What is wrong with this laptop?

Edited to add:

It does seem to have been the Hard Disk - the laptop now won't boot, claiming there is no operating system. Going to take it into the friendly local shop to sort it out. Thanks to all for their advice and assistance.

share|improve this question
    
chkdsk says what? –  Ƭᴇcʜιᴇ007 Oct 9 '12 at 20:13

4 Answers 4

up vote 6 down vote accepted

I hate to say it, but from a number of years doing repairs I would tend to lean towards the hard drive, though this of course is far from a guarantee.

For starters, you are seeing a spike of HDD usage in PerfMon, which coincides with the slowdown, secondly a 20 minute startup time is obscene, even for much older hardware, and is a behaviour I've seen on countless computers with bad hard drives.

I would suggest finding the manufacturer of the hard drive specifically, then obtaining the appropriate free diagnostic tool from that manufacturer's website. Examples of this would be Seagate's SeaTools (Which is available at http://www.seagate.com/support/downloads/seatools/)

Run a "quick" diagnostic if it has such an option, and if the quick diagnostic does not turn anything up, you will want to run a full surface scan, which can take a very long time depending on the size/speed of the drive.

Good luck!

share|improve this answer
    
Thanks for the suggestion! I will give that a go. –  Guy F-W Oct 9 '12 at 19:47
1  
Yes, have to agree with Thracky; could very well be damaged sectors in critical areas at the start of the disk. I suggest you buy a copy of Spinrite (www.spinrite.com), it has a money back guarantee. Let it run at level 2 and don't interrupt it if it takes a loooong time to reconstruct the data from the damaged sectors. –  Jan Doggen Oct 9 '12 at 20:20

And if you're really desperate to find out if your hardware is definatly still ok. Reformat and reinstall your OS after backing up your important data to an external harddrive or dvd(s). That's what I always do when my machine gets all cranky.

share|improve this answer
    
How does reformatting help?
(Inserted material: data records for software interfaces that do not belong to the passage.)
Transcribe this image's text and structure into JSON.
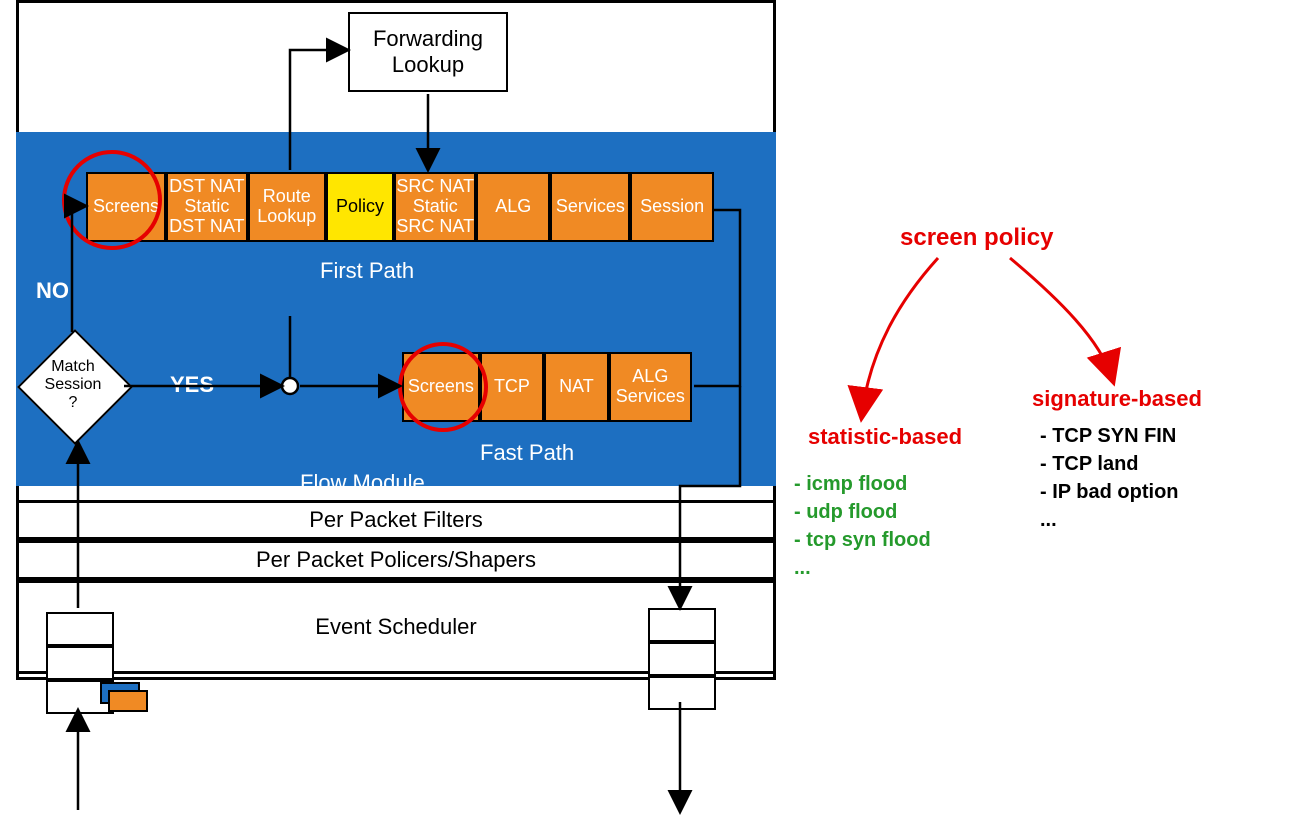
{
  "diagram": {
    "forwarding": "Forwarding\nLookup",
    "decision": "Match\nSession\n?",
    "no": "NO",
    "yes": "YES",
    "firstPathLabel": "First Path",
    "fastPathLabel": "Fast Path",
    "flowModuleLabel": "Flow Module",
    "firstPath": {
      "screens": "Screens",
      "dstnat": "DST NAT\nStatic\nDST NAT",
      "route": "Route\nLookup",
      "policy": "Policy",
      "srcnat": "SRC NAT\nStatic\nSRC NAT",
      "alg": "ALG",
      "services": "Services",
      "session": "Session"
    },
    "fastPath": {
      "screens": "Screens",
      "tcp": "TCP",
      "nat": "NAT",
      "algsvc": "ALG\nServices"
    },
    "bars": {
      "filters": "Per Packet Filters",
      "policers": "Per Packet Policers/Shapers",
      "scheduler": "Event Scheduler"
    }
  },
  "annotations": {
    "title": "screen policy",
    "statistic": {
      "title": "statistic-based",
      "items": [
        "- icmp flood",
        "- udp flood",
        "- tcp syn flood",
        "  ..."
      ]
    },
    "signature": {
      "title": "signature-based",
      "items": [
        "- TCP SYN FIN",
        "- TCP land",
        "- IP bad option",
        "     ..."
      ]
    }
  }
}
If the OS install was broken, wouldn't reinstalling be sufficient? –  Chris Smith Oct 10 '12 at 17:06
    
What I meant was formatting your hard-drive, which is done anyways when you re-install your OS. But you'll get my point. –  Jens Ackou Oct 10 '12 at 19:04
    
That's what I was getting at. I usually DON'T reformat my hdd when reinstalling the OS. It's not necessary. –  Chris Smith Oct 10 '12 at 20:03
    
@Chris if you say so –  Jens Ackou Oct 10 '12 at 20:49
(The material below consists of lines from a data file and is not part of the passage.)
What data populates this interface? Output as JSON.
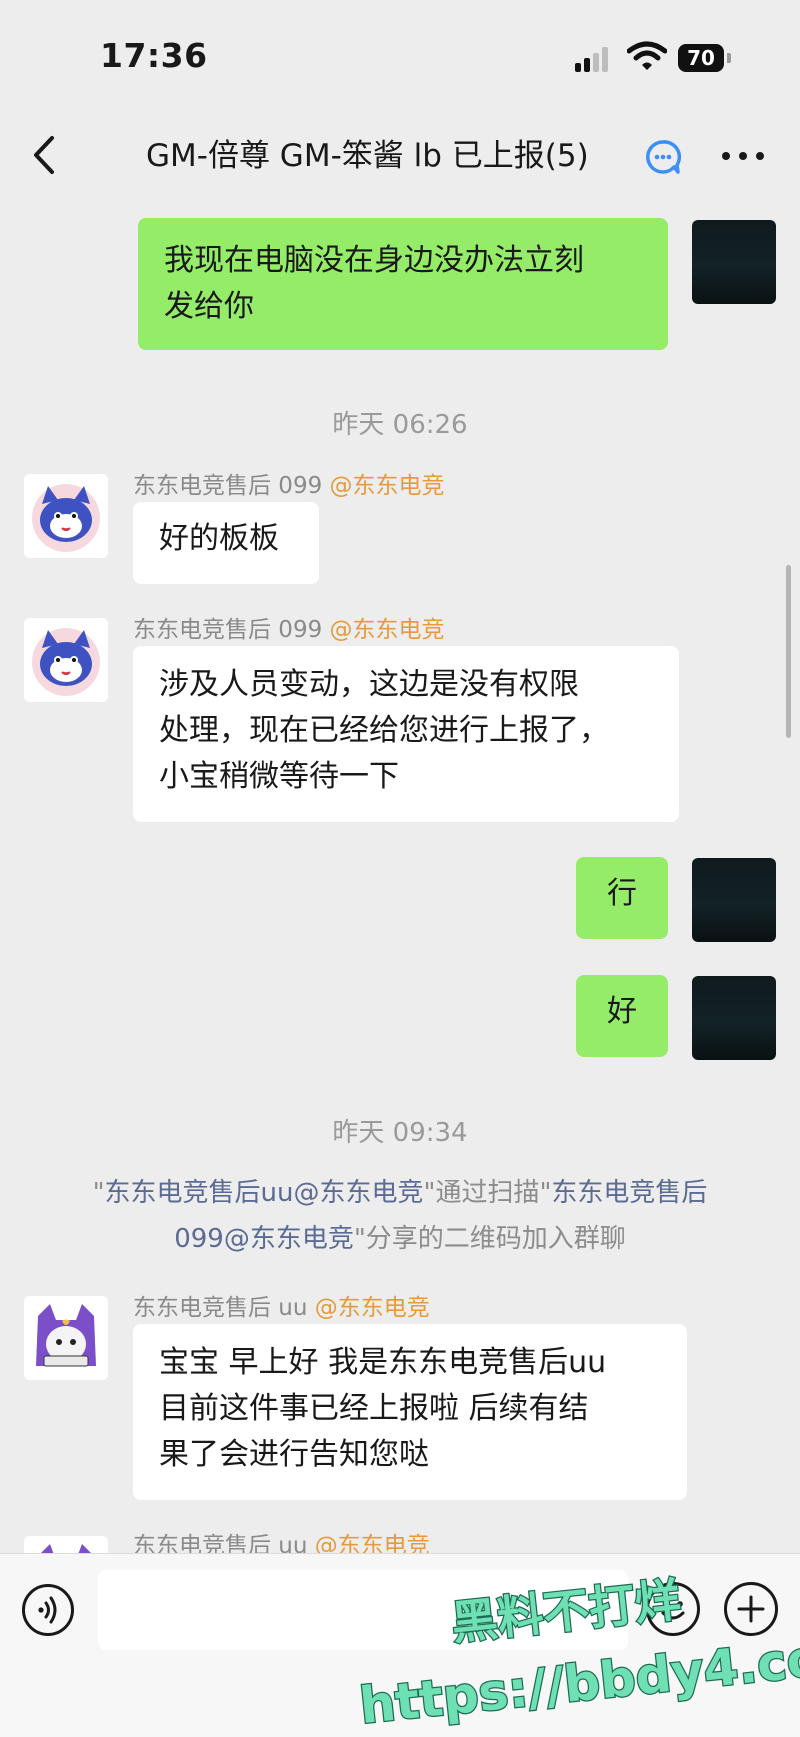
{
  "status_bar": {
    "time": "17:36",
    "battery": "70"
  },
  "header": {
    "title": "GM-倍尊 GM-笨酱  lb 已上报(5)"
  },
  "messages": {
    "m1": {
      "lines": [
        "我现在电脑没在身边没办法立刻",
        "发给你"
      ]
    },
    "ts1": "昨天 06:26",
    "m2": {
      "sender": "东东电竞售后 099",
      "mention": "@东东电竞",
      "lines": [
        "好的板板"
      ]
    },
    "m3": {
      "sender": "东东电竞售后 099",
      "mention": "@东东电竞",
      "lines": [
        "涉及人员变动，这边是没有权限",
        "处理，现在已经给您进行上报了，",
        "小宝稍微等待一下"
      ]
    },
    "m4": {
      "lines": [
        "行"
      ]
    },
    "m5": {
      "lines": [
        "好"
      ]
    },
    "ts2": "昨天 09:34",
    "system": {
      "q1": "\"",
      "name1": "东东电竞售后uu@东东电竞",
      "t1": "\"通过扫描\"",
      "name2a": "东东电竞售后",
      "name2b": "099@东东电竞",
      "t2": "\"分享的二维码加入群聊"
    },
    "m6": {
      "sender": "东东电竞售后 uu",
      "mention": "@东东电竞",
      "lines": [
        "宝宝 早上好 我是东东电竞售后uu",
        "目前这件事已经上报啦 后续有结",
        "果了会进行告知您哒"
      ]
    },
    "m7": {
      "sender": "东东电竞售后 uu",
      "mention": "@东东电竞"
    }
  },
  "watermark": {
    "line1": "黑料不打烊",
    "line2": "https://bbdy4.com"
  },
  "icons": [
    "back-icon",
    "ai-icon",
    "more-icon",
    "voice-icon",
    "emoji-icon",
    "plus-icon"
  ],
  "colors": {
    "self_bubble": "#95ec69",
    "other_bubble": "#ffffff",
    "mention": "#e69a3c",
    "background": "#ededed",
    "watermark": "#6fe0b3"
  }
}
It's hard to say, but, it could be a virus. As Thracky already answered, i would suggest something software related first. First off, backup your data. Try to boot in safe mode, is it possible? Did it take you another 20 minutes? Disable system restore, try to run softwares such as Spybot Search and Destroy, ccleaner. Search for threats, immunize the system (spybot), clean the registry, clean temp files (ccleaner). Use hijackthis, tell us if you find anything.
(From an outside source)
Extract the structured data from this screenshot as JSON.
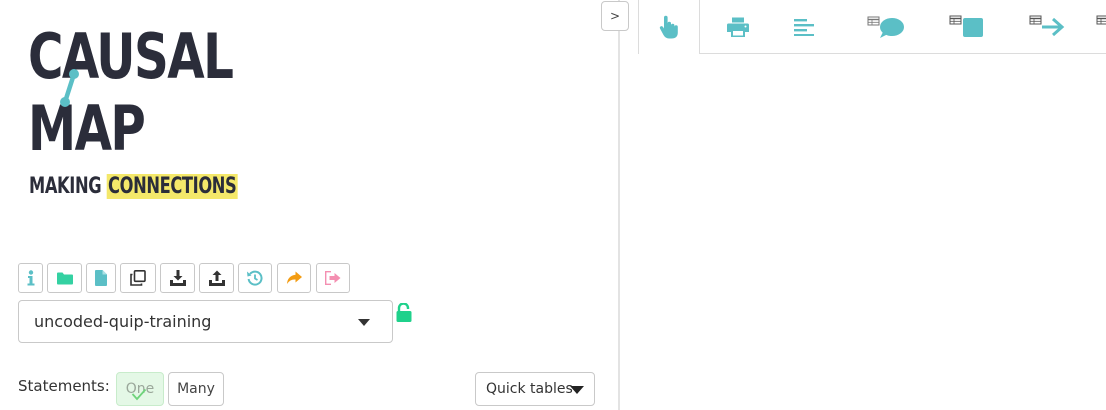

share|improve this answer

It could be a heat problem; the HDD activity could just be correlated to general activity. Modern CPUs will throttle the clock rate hugely and hardly accomplish anything if they are overheating to help protect the chip from being destroyed. It may not manifest as high CPU usage in task manager.

If the heatsink was knocked loose, the CPU could be heating up enough to cause this even in the early boot up stages. If thermal transfer isn't happening, the CPU could be getting REALLY hot while the sink stays cool.

Check BIOS to see if there is temperature monitoring in there. Pull gently on the heatsink to see if it is on tight. You may want to pull it off, clean both surfaces and reapply thermal paste if you don't see the problem elsewhere.

share|improve this answer

Your Answer

 
discard

By posting your answer, you agree to the privacy policy and terms of service.

Not the answer you're looking for? Browse other questions tagged or ask your own question.